Bromyard, Herefordshire - Extract from National Gazetteer, 1868


1868 - The National Gazetteer of Great Britain and Ireland

[Description(s) from The National Gazetteer (1868)]
"BROMYARD, a parish and market town in the hundred of Broxash, in the county of Hereford, 14 miles to the N.E. of Hereford, the same distance S.W. of Worcester, and 125 miles from London by road, or 134 miles by the Great Western and West Midland railways. It is situated in a beautiful country, on the banks of the river Frome, and contains the chapelry of Brockhampton, and the townships of Linton, Norton, and Winslow. In the reign of Edward I. this town sent representatives to parliament, but the franchise was afterwards given up by the inhabitants. Charles I. was here with his court in September, 1645, when on his way to relieve Hereford, besieged by the parliament. There are hop-grounds and many orchards in this parish.

The town is irregularly built, and many of the houses are very old and timber-framed. It is, however, gradually improving, and is now lighted with gas, introduced in 1856. There is a convenient market-place and a police station, the latter erected in 1844. Petty sessions are held once a week. Bromyard is the seat of a Poor-law Union, and contains the Union house. It is also the head of a County Court district, and a polling place for the county elections. There is a savings-bank and a dispensary. The trade of the town is chiefly in agricultural produce, a little being done in malting and tanning.

The living is a vicarage* in the diocese of Hereford, worth £600, in the gift of the Bishop of Worcester. The church, dedicated to St. Peter, has been recently repaired and redecorated. It is a large ancient building with a Norman doorway on the south side, and contains an altar-tomb with the effigies of a knight (one of the Baskervilles), a monument to Phineas Jackson, vicar, who died in 1681, and a handsome painted east window, as well as three painted memorial windows. There are chapels belonging to the Independents and Primitive Methodists. The free Grammar school, founded and endowed by Queen Elizabeth, was further endowed by Alderman John Perryns, of the Goldsmiths' Company, and in 1850 this company munificently augmented the original endowments, and appointed an efficient master.

An almshouse for seven women was endowed by Phineas Jackson with property producing about £60 a year. There are some other charities, and National and British schools. A new line of railway has been marked out between Worcester and Bromyard. About 4 miles from the town is an old Roman encampment, situated on Walls Hill.

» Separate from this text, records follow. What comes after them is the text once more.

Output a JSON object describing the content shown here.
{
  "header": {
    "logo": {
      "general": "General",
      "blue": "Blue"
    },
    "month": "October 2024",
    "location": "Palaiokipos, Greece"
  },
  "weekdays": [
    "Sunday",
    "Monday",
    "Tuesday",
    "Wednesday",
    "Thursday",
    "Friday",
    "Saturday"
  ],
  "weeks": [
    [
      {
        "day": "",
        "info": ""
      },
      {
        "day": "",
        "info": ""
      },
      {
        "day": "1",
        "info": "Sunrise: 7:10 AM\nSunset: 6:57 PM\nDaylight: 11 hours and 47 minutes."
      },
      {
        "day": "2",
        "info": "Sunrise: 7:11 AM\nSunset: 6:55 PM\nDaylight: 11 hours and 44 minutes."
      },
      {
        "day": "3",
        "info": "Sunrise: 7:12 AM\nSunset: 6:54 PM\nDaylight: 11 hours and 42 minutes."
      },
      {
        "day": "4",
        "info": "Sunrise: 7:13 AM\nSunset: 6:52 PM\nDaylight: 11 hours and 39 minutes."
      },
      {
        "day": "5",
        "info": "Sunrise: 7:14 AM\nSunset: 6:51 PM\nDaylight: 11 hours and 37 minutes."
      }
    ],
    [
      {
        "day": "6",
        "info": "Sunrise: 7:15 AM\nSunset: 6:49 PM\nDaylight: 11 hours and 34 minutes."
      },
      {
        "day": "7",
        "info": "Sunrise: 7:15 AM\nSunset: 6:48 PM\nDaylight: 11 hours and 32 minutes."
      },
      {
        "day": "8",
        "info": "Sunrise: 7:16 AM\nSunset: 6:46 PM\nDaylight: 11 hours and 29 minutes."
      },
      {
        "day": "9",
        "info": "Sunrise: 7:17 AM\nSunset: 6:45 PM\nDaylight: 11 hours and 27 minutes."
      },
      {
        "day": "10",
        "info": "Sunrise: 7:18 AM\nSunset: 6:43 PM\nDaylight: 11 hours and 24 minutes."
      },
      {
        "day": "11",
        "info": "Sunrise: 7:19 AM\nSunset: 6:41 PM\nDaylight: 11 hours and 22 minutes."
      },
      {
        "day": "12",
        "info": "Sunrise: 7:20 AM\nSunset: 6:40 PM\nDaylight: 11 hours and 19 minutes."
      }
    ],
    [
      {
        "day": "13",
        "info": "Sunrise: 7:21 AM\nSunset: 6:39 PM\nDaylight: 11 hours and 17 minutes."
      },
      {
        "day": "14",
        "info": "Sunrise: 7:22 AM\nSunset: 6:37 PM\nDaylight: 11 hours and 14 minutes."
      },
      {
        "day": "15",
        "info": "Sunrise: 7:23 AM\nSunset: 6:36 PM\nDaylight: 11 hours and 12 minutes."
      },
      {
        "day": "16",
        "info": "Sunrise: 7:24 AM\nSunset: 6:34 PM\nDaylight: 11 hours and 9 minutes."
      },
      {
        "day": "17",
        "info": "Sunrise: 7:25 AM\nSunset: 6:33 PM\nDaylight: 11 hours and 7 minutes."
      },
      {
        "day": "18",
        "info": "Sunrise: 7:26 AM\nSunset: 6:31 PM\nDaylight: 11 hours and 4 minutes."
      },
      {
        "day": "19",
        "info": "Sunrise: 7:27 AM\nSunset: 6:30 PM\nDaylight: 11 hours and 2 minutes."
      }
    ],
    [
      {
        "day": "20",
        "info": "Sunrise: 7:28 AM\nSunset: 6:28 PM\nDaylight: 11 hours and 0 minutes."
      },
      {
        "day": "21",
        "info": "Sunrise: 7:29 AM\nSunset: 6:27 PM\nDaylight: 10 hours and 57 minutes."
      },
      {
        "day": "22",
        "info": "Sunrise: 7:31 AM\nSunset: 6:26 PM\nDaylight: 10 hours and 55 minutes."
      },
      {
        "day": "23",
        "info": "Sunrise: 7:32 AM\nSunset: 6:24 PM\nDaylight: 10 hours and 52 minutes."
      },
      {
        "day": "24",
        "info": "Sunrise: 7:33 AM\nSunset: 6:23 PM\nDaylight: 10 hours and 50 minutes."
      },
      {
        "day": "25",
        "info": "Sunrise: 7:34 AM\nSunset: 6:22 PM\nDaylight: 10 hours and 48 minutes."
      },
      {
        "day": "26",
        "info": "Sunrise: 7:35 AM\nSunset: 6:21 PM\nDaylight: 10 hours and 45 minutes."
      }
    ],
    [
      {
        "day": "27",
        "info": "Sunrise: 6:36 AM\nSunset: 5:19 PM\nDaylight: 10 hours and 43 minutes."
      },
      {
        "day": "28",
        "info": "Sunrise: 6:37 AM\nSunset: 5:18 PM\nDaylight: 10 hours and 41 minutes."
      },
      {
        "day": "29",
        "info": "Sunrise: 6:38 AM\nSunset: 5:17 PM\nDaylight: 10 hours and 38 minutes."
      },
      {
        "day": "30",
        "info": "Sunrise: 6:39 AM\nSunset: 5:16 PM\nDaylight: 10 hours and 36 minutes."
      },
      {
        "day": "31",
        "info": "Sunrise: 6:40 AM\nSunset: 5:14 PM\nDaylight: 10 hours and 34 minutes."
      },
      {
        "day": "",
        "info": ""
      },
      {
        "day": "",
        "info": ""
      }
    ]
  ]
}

The principal seats in the vicinity are Clayter Park and Buckenhall. Monday is the market day. Fairs are held on the Thursday before the 25th March, the 3rd May, the Thursday before St. James's Day, the 24th October, and the second Monday in December."

"LINTON, a township in the parish of Bromyard, hundred of Broxash, county Hereford, 3 miles S.E. of Bromyard. The village is small and wholly agricultural. Clater Park, the principal residence, is situated near the turnpike road leading from Bromyard to Worcester. It commands a view of the Ankerdine hills and the river Teme. The Bromyard union poorhouse is situated in this parish. R. B. Phillips, Esq., is lord of the manor."

"NEWTON, a hamlet in the parish of Bromyard, hundred of Broxash, county Hereford, 2 miles S.W. of Bromyard, and 14 N.E. of Hereford."

"NORTON, a township in the parish of Bromyard, hundred of Broxash, county Hereford, 3 miles N.E. of Bromyard. It is situated near the river Frome, and contains some well-built houses. Part of the land is laid out in hop-grounds and orchards."

"SALTMARSH, an extra-parochial place in the hundred of Broxash, county Hereford, near Bromyard."

"WINSLOW, a township in the parish of Bromyard, hundred of Broxash, county Hereford, 2½ miles S.W. of Bromyard."

[Description(s) from The National Gazetteer of Great Britain and Ireland (1868)
Transcribed by Colin Hinson ©2003]